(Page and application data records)

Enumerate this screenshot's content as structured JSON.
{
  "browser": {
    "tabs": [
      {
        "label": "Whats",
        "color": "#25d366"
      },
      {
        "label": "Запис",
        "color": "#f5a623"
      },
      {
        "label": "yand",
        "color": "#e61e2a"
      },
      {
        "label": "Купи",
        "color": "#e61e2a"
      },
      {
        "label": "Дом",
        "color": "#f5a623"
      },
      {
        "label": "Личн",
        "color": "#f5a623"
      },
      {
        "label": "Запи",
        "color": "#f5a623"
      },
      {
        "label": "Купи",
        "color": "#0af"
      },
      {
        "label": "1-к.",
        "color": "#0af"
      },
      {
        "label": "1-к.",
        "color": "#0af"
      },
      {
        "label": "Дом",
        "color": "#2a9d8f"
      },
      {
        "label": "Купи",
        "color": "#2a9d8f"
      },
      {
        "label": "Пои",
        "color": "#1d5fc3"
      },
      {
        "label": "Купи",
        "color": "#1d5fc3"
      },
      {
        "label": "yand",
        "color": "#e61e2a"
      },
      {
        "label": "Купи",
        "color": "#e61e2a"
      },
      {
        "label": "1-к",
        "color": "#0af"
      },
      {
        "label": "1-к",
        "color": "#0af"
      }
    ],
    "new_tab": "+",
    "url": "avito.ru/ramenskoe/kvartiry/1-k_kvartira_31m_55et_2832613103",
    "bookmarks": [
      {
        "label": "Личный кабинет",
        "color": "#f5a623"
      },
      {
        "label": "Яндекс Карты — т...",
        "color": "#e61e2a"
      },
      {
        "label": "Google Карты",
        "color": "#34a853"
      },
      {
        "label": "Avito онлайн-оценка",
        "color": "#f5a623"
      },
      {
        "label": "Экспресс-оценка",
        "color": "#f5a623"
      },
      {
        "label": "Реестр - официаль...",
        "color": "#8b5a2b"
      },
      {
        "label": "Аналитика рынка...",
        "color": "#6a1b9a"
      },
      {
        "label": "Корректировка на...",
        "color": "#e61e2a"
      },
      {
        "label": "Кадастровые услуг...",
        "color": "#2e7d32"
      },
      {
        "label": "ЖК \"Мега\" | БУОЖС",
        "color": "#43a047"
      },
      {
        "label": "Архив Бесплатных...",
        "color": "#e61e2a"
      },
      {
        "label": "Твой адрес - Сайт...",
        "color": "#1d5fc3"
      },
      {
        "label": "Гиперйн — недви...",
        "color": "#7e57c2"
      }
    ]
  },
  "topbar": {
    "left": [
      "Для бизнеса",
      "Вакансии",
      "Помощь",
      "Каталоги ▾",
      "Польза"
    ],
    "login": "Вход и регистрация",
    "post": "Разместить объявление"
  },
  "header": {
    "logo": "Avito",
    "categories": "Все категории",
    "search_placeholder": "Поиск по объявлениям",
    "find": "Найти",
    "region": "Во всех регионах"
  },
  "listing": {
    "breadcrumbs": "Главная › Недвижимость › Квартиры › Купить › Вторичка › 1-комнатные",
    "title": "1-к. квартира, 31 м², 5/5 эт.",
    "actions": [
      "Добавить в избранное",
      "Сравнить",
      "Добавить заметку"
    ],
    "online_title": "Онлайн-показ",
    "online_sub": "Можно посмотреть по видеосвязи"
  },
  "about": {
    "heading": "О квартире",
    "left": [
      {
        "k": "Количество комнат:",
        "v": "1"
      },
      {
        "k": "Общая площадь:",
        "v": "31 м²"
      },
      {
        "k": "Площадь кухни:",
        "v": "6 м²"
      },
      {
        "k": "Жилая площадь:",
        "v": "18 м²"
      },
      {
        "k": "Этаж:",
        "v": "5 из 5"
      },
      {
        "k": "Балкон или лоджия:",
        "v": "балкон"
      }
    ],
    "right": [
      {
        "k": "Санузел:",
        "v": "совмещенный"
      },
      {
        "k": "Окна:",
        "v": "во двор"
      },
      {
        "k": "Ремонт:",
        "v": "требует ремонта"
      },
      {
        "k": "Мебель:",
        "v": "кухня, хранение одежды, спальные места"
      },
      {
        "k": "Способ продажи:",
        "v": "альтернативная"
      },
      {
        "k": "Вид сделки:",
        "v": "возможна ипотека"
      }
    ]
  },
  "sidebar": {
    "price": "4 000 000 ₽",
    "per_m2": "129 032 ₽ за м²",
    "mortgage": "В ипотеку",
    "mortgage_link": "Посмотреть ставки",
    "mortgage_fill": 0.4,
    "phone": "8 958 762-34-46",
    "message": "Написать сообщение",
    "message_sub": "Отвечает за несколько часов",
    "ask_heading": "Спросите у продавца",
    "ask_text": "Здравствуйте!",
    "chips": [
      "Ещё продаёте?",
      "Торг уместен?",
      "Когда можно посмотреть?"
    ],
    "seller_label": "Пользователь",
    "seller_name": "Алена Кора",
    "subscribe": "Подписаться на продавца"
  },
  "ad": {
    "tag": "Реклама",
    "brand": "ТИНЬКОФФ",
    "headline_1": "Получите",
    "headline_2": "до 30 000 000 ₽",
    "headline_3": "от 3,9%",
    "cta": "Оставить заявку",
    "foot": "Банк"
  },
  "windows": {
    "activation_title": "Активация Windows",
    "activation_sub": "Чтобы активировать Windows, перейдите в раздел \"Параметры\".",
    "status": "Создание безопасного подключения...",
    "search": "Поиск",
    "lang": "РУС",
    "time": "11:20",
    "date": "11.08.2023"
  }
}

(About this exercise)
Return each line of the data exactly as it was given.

(Exercise response)
Enumerate this screenshot's content as structured JSON.
{
  "browser": {
    "tabs": [
      {
        "label": "Whats",
        "color": "#25d366"
      },
      {
        "label": "Запис",
        "color": "#f5a623"
      },
      {
        "label": "yand",
        "color": "#e61e2a"
      },
      {
        "label": "Купи",
        "color": "#e61e2a"
      },
      {
        "label": "Дом",
        "color": "#f5a623"
      },
      {
        "label": "Личн",
        "color": "#f5a623"
      },
      {
        "label": "Запи",
        "color": "#f5a623"
      },
      {
        "label": "Купи",
        "color": "#0af"
      },
      {
        "label": "1-к.",
        "color": "#0af"
      },
      {
        "label": "1-к.",
        "color": "#0af"
      },
      {
        "label": "Дом",
        "color": "#2a9d8f"
      },
      {
        "label": "Купи",
        "color": "#2a9d8f"
      },
      {
        "label": "Пои",
        "color": "#1d5fc3"
      },
      {
        "label": "Купи",
        "color": "#1d5fc3"
      },
      {
        "label": "yand",
        "color": "#e61e2a"
      },
      {
        "label": "Купи",
        "color": "#e61e2a"
      },
      {
        "label": "1-к",
        "color": "#0af"
      },
      {
        "label": "1-к",
        "color": "#0af"
      }
    ],
    "new_tab": "+",
    "url": "avito.ru/ramenskoe/kvartiry/1-k_kvartira_31m_55et_2832613103",
    "bookmarks": [
      {
        "label": "Личный кабинет",
        "color": "#f5a623"
      },
      {
        "label": "Яндекс Карты — т...",
        "color": "#e61e2a"
      },
      {
        "label": "Google Карты",
        "color": "#34a853"
      },
      {
        "label": "Avito онлайн-оценка",
        "color": "#f5a623"
      },
      {
        "label": "Экспресс-оценка",
        "color": "#f5a623"
      },
      {
        "label": "Реестр - официаль...",
        "color": "#8b5a2b"
      },
      {
        "label": "Аналитика рынка...",
        "color": "#6a1b9a"
      },
      {
        "label": "Корректировка на...",
        "color": "#e61e2a"
      },
      {
        "label": "Кадастровые услуг...",
        "color": "#2e7d32"
      },
      {
        "label": "ЖК \"Мега\" | БУОЖС",
        "color": "#43a047"
      },
      {
        "label": "Архив Бесплатных...",
        "color": "#e61e2a"
      },
      {
        "label": "Твой адрес - Сайт...",
        "color": "#1d5fc3"
      },
      {
        "label": "Гиперйн — недви...",
        "color": "#7e57c2"
      }
    ]
  },
  "topbar": {
    "left": [
      "Для бизнеса",
      "Вакансии",
      "Помощь",
      "Каталоги ▾",
      "Польза"
    ],
    "login": "Вход и регистрация",
    "post": "Разместить объявление"
  },
  "header": {
    "logo": "Avito",
    "categories": "Все категории",
    "search_placeholder": "Поиск по объявлениям",
    "find": "Найти",
    "region": "Во всех регионах"
  },
  "listing": {
    "breadcrumbs": "Главная › Недвижимость › Квартиры › Купить › Вторичка › 1-комнатные",
    "title": "1-к. квартира, 31 м², 5/5 эт.",
    "actions": [
      "Добавить в избранное",
      "Сравнить",
      "Добавить заметку"
    ],
    "online_title": "Онлайн-показ",
    "online_sub": "Можно посмотреть по видеосвязи"
  },
  "about": {
    "heading": "О квартире",
    "left": [
      {
        "k": "Количество комнат:",
        "v": "1"
      },
      {
        "k": "Общая площадь:",
        "v": "31 м²"
      },
      {
        "k": "Площадь кухни:",
        "v": "6 м²"
      },
      {
        "k": "Жилая площадь:",
        "v": "18 м²"
      },
      {
        "k": "Этаж:",
        "v": "5 из 5"
      },
      {
        "k": "Балкон или лоджия:",
        "v": "балкон"
      }
    ],
    "right": [
      {
        "k": "Санузел:",
        "v": "совмещенный"
      },
      {
        "k": "Окна:",
        "v": "во двор"
      },
      {
        "k": "Ремонт:",
        "v": "требует ремонта"
      },
      {
        "k": "Мебель:",
        "v": "кухня, хранение одежды, спальные места"
      },
      {
        "k": "Способ продажи:",
        "v": "альтернативная"
      },
      {
        "k": "Вид сделки:",
        "v": "возможна ипотека"
      }
    ]
  },
  "sidebar": {
    "price": "4 000 000 ₽",
    "per_m2": "129 032 ₽ за м²",
    "mortgage": "В ипотеку",
    "mortgage_link": "Посмотреть ставки",
    "mortgage_fill": 0.4,
    "phone": "8 958 762-34-46",
    "message": "Написать сообщение",
    "message_sub": "Отвечает за несколько часов",
    "ask_heading": "Спросите у продавца",
    "ask_text": "Здравствуйте!",
    "chips": [
      "Ещё продаёте?",
      "Торг уместен?",
      "Когда можно посмотреть?"
    ],
    "seller_label": "Пользователь",
    "seller_name": "Алена Кора",
    "subscribe": "Подписаться на продавца"
  },
  "ad": {
    "tag": "Реклама",
    "brand": "ТИНЬКОФФ",
    "headline_1": "Получите",
    "headline_2": "до 30 000 000 ₽",
    "headline_3": "от 3,9%",
    "cta": "Оставить заявку",
    "foot": "Банк"
  },
  "windows": {
    "activation_title": "Активация Windows",
    "activation_sub": "Чтобы активировать Windows, перейдите в раздел \"Параметры\".",
    "status": "Создание безопасного подключения...",
    "search": "Поиск",
    "lang": "РУС",
    "time": "11:20",
    "date": "11.08.2023"
  }
}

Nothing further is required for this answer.